Activity. Only the lines holding "true" are wanted. Copy every one from the records below.

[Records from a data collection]
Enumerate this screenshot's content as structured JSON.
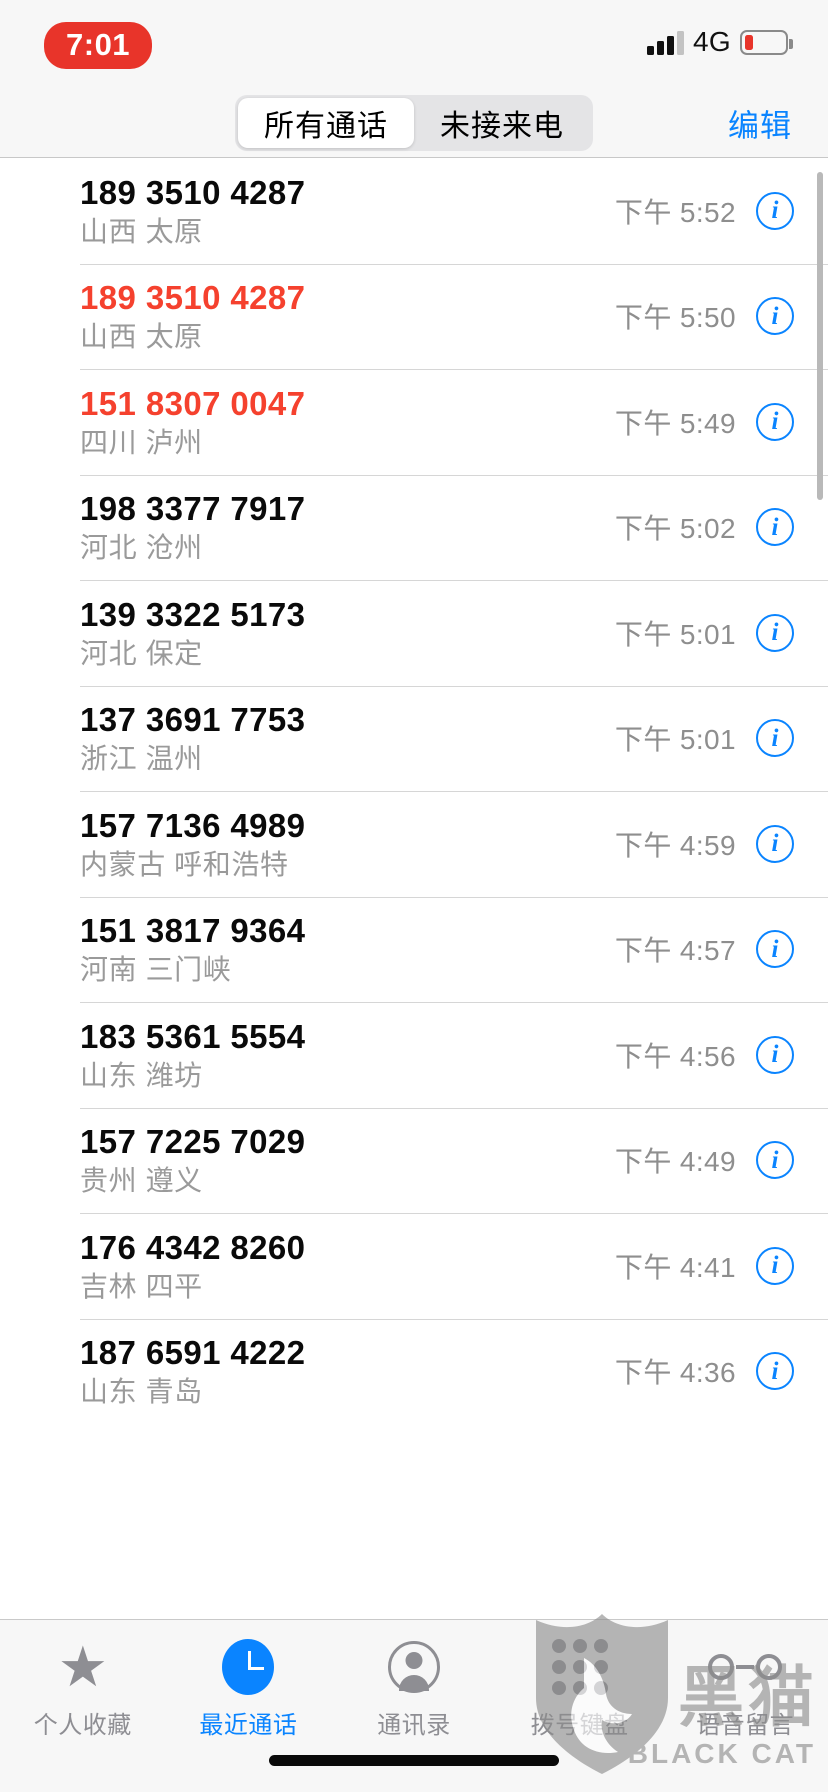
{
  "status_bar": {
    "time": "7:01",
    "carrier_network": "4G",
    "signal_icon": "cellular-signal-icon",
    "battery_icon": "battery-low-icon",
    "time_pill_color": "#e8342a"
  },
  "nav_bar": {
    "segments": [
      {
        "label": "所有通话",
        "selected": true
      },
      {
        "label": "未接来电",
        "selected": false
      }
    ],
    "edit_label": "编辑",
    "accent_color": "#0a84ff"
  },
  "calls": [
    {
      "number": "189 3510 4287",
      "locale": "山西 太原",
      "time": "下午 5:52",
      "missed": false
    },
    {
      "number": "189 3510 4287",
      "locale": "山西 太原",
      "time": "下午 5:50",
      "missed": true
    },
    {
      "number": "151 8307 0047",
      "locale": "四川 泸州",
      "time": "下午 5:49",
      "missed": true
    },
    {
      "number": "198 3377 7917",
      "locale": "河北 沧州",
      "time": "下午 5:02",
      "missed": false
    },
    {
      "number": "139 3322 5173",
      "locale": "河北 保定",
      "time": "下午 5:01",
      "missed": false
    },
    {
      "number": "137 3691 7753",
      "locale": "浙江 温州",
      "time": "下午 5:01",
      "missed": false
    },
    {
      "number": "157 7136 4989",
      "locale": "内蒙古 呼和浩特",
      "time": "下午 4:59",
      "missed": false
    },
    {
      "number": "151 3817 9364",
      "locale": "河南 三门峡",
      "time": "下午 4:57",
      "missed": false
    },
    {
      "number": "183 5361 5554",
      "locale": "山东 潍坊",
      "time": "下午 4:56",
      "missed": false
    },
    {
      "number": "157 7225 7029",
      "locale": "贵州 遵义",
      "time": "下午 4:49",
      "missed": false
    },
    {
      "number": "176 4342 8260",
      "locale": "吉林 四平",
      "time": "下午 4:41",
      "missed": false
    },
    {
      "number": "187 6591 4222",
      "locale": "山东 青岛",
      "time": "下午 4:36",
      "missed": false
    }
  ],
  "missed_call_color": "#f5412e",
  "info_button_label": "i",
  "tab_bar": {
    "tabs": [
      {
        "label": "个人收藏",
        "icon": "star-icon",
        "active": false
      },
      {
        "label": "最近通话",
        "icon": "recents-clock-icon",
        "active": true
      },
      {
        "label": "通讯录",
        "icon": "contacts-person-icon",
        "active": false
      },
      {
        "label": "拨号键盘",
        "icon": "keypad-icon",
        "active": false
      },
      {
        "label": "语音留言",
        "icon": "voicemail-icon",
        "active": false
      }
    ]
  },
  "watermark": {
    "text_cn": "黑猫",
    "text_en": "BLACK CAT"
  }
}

Response to this exercise.
        "selected": true
      "missed": true
      "missed": true
        "active": true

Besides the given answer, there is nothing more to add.